● Required action:
Pull out every line with the word "icon" from the entries below.

Content starts

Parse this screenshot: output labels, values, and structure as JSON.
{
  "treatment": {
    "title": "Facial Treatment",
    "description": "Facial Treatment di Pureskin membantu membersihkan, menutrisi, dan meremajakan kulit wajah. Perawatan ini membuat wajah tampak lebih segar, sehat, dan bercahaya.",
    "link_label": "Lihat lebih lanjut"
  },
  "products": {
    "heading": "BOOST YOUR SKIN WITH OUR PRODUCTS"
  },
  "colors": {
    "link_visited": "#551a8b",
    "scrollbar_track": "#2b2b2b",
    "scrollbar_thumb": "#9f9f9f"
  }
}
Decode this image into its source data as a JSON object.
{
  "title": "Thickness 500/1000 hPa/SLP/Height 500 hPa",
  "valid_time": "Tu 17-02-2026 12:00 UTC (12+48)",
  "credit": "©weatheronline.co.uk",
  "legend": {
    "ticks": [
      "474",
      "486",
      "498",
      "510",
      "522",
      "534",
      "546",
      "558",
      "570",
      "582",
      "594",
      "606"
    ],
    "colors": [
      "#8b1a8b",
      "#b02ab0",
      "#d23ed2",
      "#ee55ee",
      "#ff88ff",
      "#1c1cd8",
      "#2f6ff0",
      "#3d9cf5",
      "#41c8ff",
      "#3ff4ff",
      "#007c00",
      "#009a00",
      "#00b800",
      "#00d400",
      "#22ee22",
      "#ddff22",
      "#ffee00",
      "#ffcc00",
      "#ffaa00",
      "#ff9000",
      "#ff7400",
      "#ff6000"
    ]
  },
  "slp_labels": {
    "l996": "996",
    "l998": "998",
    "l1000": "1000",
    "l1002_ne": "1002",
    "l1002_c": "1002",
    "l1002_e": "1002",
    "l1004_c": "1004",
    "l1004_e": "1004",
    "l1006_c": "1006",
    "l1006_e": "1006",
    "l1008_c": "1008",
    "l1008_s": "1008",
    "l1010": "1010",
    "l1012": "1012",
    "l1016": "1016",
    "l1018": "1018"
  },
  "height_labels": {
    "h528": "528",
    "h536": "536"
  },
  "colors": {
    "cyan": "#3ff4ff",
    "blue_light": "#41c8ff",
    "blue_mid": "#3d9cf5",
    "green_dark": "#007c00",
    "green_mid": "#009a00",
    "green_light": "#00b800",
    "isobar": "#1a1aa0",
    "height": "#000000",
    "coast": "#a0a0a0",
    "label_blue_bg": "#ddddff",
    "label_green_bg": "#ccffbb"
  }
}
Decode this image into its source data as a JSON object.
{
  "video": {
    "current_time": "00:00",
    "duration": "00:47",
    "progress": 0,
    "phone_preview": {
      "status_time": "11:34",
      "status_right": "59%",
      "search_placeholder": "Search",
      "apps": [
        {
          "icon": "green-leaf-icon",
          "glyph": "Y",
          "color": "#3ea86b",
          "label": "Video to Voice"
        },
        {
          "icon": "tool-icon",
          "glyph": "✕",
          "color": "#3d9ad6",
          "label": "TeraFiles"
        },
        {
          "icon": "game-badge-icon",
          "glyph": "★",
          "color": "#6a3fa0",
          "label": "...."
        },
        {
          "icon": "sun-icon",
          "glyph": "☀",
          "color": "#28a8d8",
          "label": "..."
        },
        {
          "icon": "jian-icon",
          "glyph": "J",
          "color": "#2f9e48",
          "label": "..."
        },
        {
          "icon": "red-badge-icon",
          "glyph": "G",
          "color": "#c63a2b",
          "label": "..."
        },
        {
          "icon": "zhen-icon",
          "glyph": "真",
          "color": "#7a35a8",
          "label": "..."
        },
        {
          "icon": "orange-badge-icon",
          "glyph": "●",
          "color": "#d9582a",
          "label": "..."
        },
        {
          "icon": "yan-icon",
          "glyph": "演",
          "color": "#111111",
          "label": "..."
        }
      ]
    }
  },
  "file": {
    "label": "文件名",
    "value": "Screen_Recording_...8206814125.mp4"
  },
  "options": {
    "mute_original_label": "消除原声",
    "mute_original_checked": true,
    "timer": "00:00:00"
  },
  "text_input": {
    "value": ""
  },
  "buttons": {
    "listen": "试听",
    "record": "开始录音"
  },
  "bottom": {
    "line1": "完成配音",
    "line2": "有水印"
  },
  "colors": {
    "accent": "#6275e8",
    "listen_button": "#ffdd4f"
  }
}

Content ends

● Written solution:
          "icon": "green-leaf-icon",
          "icon": "tool-icon",
          "icon": "game-badge-icon",
          "icon": "sun-icon",
          "icon": "jian-icon",
          "icon": "red-badge-icon",
          "icon": "zhen-icon",
          "icon": "orange-badge-icon",
          "icon": "yan-icon",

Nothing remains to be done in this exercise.